=== RECORDS SHOWN ===
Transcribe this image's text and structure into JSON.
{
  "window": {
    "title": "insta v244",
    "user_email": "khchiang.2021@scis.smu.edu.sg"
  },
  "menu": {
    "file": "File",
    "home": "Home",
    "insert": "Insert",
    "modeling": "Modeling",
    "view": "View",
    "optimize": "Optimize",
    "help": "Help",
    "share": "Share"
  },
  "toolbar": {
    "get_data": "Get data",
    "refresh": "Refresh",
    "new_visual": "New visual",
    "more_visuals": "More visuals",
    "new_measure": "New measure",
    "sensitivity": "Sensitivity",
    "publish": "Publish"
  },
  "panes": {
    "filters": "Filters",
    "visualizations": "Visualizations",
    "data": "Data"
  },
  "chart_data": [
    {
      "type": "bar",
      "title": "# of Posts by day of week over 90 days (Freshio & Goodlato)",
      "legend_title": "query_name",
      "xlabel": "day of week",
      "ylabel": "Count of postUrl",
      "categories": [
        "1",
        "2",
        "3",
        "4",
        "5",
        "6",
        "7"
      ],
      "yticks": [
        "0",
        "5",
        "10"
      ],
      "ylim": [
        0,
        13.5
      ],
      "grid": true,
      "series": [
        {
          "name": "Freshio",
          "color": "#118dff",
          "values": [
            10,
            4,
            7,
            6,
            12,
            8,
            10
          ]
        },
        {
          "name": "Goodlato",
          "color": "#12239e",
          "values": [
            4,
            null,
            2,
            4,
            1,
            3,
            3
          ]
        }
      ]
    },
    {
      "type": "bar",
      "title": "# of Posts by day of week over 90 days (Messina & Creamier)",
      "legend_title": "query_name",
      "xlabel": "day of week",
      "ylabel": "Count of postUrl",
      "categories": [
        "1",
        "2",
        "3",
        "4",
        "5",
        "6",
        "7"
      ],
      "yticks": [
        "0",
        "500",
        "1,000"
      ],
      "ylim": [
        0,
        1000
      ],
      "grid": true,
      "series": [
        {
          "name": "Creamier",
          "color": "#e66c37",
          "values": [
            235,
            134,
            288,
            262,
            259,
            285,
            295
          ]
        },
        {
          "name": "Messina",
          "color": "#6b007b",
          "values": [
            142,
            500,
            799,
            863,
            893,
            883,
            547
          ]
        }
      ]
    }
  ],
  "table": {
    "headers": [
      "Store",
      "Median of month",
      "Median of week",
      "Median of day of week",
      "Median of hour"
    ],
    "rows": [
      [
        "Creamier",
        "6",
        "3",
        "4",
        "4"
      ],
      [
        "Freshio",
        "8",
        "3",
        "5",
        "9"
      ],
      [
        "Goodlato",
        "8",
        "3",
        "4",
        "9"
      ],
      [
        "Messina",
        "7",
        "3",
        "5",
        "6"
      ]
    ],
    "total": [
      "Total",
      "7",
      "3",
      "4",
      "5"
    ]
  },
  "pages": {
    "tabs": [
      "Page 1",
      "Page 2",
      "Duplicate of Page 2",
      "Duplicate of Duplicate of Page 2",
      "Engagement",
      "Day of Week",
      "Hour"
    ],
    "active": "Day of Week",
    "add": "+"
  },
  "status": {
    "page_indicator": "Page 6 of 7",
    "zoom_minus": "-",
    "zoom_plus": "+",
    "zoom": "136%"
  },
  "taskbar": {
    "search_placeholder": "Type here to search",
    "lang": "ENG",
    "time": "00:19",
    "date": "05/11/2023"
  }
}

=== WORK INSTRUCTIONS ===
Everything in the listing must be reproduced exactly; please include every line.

=== OUTPUT OF THE EXERCISE ===
Transcribe this image's text and structure into JSON.
{
  "window": {
    "title": "insta v244",
    "user_email": "khchiang.2021@scis.smu.edu.sg"
  },
  "menu": {
    "file": "File",
    "home": "Home",
    "insert": "Insert",
    "modeling": "Modeling",
    "view": "View",
    "optimize": "Optimize",
    "help": "Help",
    "share": "Share"
  },
  "toolbar": {
    "get_data": "Get data",
    "refresh": "Refresh",
    "new_visual": "New visual",
    "more_visuals": "More visuals",
    "new_measure": "New measure",
    "sensitivity": "Sensitivity",
    "publish": "Publish"
  },
  "panes": {
    "filters": "Filters",
    "visualizations": "Visualizations",
    "data": "Data"
  },
  "chart_data": [
    {
      "type": "bar",
      "title": "# of Posts by day of week over 90 days (Freshio & Goodlato)",
      "legend_title": "query_name",
      "xlabel": "day of week",
      "ylabel": "Count of postUrl",
      "categories": [
        "1",
        "2",
        "3",
        "4",
        "5",
        "6",
        "7"
      ],
      "yticks": [
        "0",
        "5",
        "10"
      ],
      "ylim": [
        0,
        13.5
      ],
      "grid": true,
      "series": [
        {
          "name": "Freshio",
          "color": "#118dff",
          "values": [
            10,
            4,
            7,
            6,
            12,
            8,
            10
          ]
        },
        {
          "name": "Goodlato",
          "color": "#12239e",
          "values": [
            4,
            null,
            2,
            4,
            1,
            3,
            3
          ]
        }
      ]
    },
    {
      "type": "bar",
      "title": "# of Posts by day of week over 90 days (Messina & Creamier)",
      "legend_title": "query_name",
      "xlabel": "day of week",
      "ylabel": "Count of postUrl",
      "categories": [
        "1",
        "2",
        "3",
        "4",
        "5",
        "6",
        "7"
      ],
      "yticks": [
        "0",
        "500",
        "1,000"
      ],
      "ylim": [
        0,
        1000
      ],
      "grid": true,
      "series": [
        {
          "name": "Creamier",
          "color": "#e66c37",
          "values": [
            235,
            134,
            288,
            262,
            259,
            285,
            295
          ]
        },
        {
          "name": "Messina",
          "color": "#6b007b",
          "values": [
            142,
            500,
            799,
            863,
            893,
            883,
            547
          ]
        }
      ]
    }
  ],
  "table": {
    "headers": [
      "Store",
      "Median of month",
      "Median of week",
      "Median of day of week",
      "Median of hour"
    ],
    "rows": [
      [
        "Creamier",
        "6",
        "3",
        "4",
        "4"
      ],
      [
        "Freshio",
        "8",
        "3",
        "5",
        "9"
      ],
      [
        "Goodlato",
        "8",
        "3",
        "4",
        "9"
      ],
      [
        "Messina",
        "7",
        "3",
        "5",
        "6"
      ]
    ],
    "total": [
      "Total",
      "7",
      "3",
      "4",
      "5"
    ]
  },
  "pages": {
    "tabs": [
      "Page 1",
      "Page 2",
      "Duplicate of Page 2",
      "Duplicate of Duplicate of Page 2",
      "Engagement",
      "Day of Week",
      "Hour"
    ],
    "active": "Day of Week",
    "add": "+"
  },
  "status": {
    "page_indicator": "Page 6 of 7",
    "zoom_minus": "-",
    "zoom_plus": "+",
    "zoom": "136%"
  },
  "taskbar": {
    "search_placeholder": "Type here to search",
    "lang": "ENG",
    "time": "00:19",
    "date": "05/11/2023"
  }
}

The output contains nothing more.